There are a lot of neat effects you can do in photoshop to change the appearance of your images, but did you know there are settings on your camera that can alter the way your subject looks without ever putting it into an editing program? What if you want to stop a runner in their tracks, or better yet, show how much faster they are moving then everyone else? All you have to understand is your shutter speed.
Shutter speed is how quickly the shutter opens and closes on your camera. To better understand what the numbers mean just remember, the higher the number the faster your shutter speed, the lower the number the slower your shutter speed.
This affects two very important aspects in your images, first is the amount of light that is being allowed into the camera. These images were all taken with the same camera settings, the only thing that changed was the shutter speed. We needed to get more light into the camera in order to make the exposure correct, so by lowering our shutter speed more light was let into the camera.
The second thing affected is how much movement is either stopped or shown in your image. For example, if you would like to capture a bird landing on the water you could use a higher shutter speed which would “freeze” the bird in place.
A good rule to remember if you are trying to stop action, whether that is at a soccer game or you just have a very busy kiddo that will not sit still. You need to have your shutter speed set at 1/500 or HIGHER, otherwise you will most likely see some blur in your images from where movement was occurring. If you have lots of daylight to work with 1/1000 is a good number to stay at (especially for sporting events.)

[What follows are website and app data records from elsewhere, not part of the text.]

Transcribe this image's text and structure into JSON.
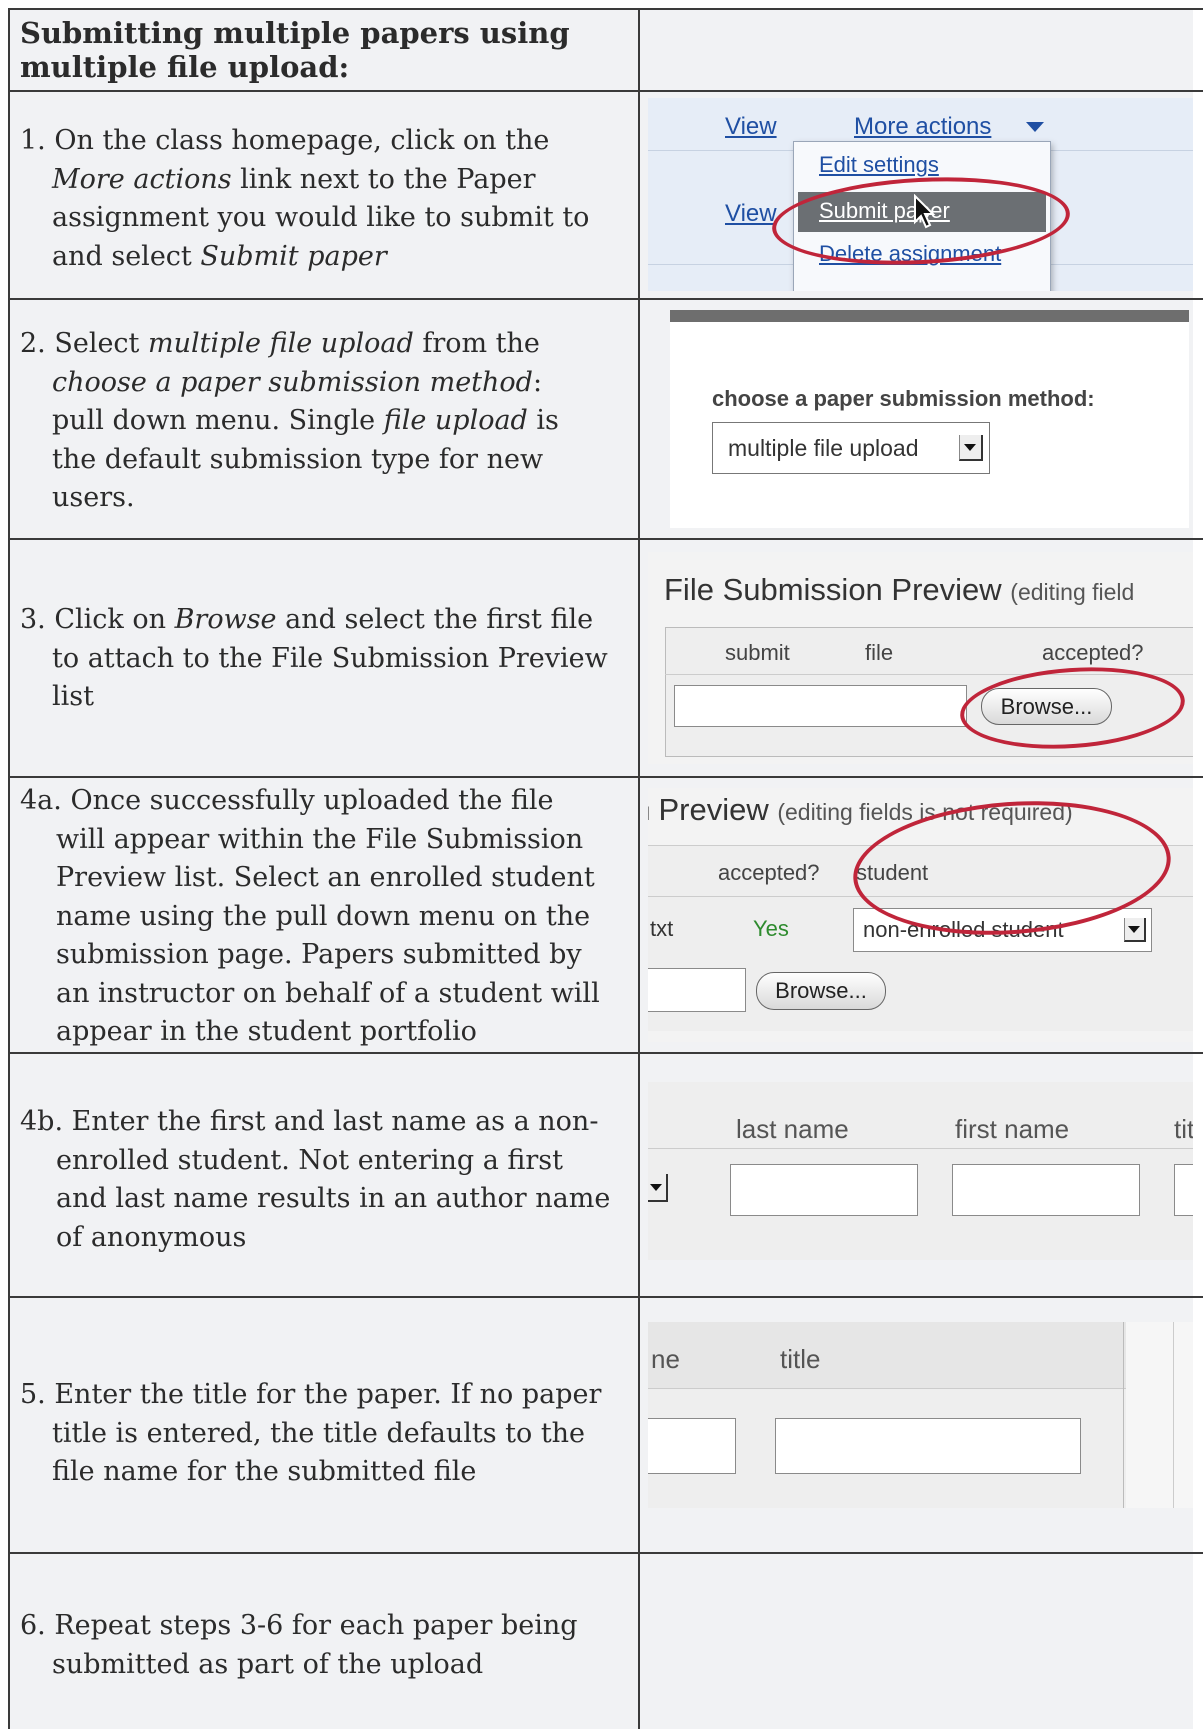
{
  "header": {
    "title_line1": "Submitting multiple papers using",
    "title_line2": "multiple file upload:"
  },
  "steps": [
    {
      "lines": [
        "1. On the class homepage, click on the",
        "More actions link next to the Paper",
        "assignment you would like to submit to",
        "and select Submit paper"
      ]
    },
    {
      "lines": [
        "2. Select multiple file upload from the",
        "choose a paper submission method:",
        "pull down menu. Single file upload is",
        "the default submission type for new",
        "users."
      ]
    },
    {
      "lines": [
        "3. Click on Browse and select the first file",
        "to attach to the File Submission Preview",
        "list"
      ]
    },
    {
      "lines": [
        "4a. Once successfully uploaded the file",
        "will appear within the File Submission",
        "Preview list. Select an enrolled student",
        "name using the pull down menu on the",
        "submission page. Papers submitted by",
        "an instructor on behalf of a student will",
        "appear in the student portfolio"
      ]
    },
    {
      "lines": [
        "4b. Enter the first and last name as a non-",
        "enrolled student. Not entering a first",
        "and last name results in an author name",
        "of anonymous"
      ]
    },
    {
      "lines": [
        "5. Enter the title for the paper. If no paper",
        "title is entered, the title defaults to the",
        "file name for the submitted file"
      ]
    },
    {
      "lines": [
        "6. Repeat steps 3-6 for each paper being",
        "submitted as part of the upload"
      ]
    }
  ],
  "shot1": {
    "view1": "View",
    "more_actions": "More actions",
    "edit_settings": "Edit settings",
    "view2": "View",
    "submit_paper": "Submit paper",
    "delete_assignment": "Delete assignment"
  },
  "shot2": {
    "label": "choose a paper submission method:",
    "select_value": "multiple file upload"
  },
  "shot3": {
    "title": "File Submission Preview",
    "subtitle": "(editing field",
    "col_submit": "submit",
    "col_file": "file",
    "col_accepted": "accepted?",
    "browse": "Browse..."
  },
  "shot4a": {
    "title": "Preview",
    "subtitle": "(editing fields is not required)",
    "col_accepted": "accepted?",
    "col_student": "student",
    "file_ext": "txt",
    "accepted_value": "Yes",
    "student_value": "non-enrolled student",
    "browse": "Browse..."
  },
  "shot4b": {
    "col_last": "last name",
    "col_first": "first name",
    "col_title_partial": "tit"
  },
  "shot5": {
    "col_partial": "ne",
    "col_title": "title"
  },
  "colors": {
    "cell_bg": "#f1f2f4",
    "border": "#3a3a3a",
    "highlight_ring": "#c0253a",
    "link": "#1f4fa3",
    "yes_green": "#2e8b2e"
  }
}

If you would like to make the image a little more dramatic, you could show the bird’s wings were actually moving as it landed. You would do this by lowering your shutter speed.
For those that don’t know, Eric is a pretty awesome photographer and has taken some pretty stellar pictures. While at a restaurant he noticed this waiter that was quickly moving about. Instead of just freezing the action, he wanted to show that this waiter was really moving from table to table. So he slowed his shutter speed which gave the appearance of movement and made the image much more interesting. In order to achieve this look Eric focused on the waiter and moved or “panned” his lens with the waiter. This gives the blurry background and keeps the man in focus.
One last thing to remember, there are limits to how slow you can actually handhold the camera without having unintentional movement show in your images from you breathing, or your hands shaking. Generally the rule of thumb is based on how long your lens is. If you have an 80mm lens a shutter speed lower then 1/80 has a good chance of showing your movement.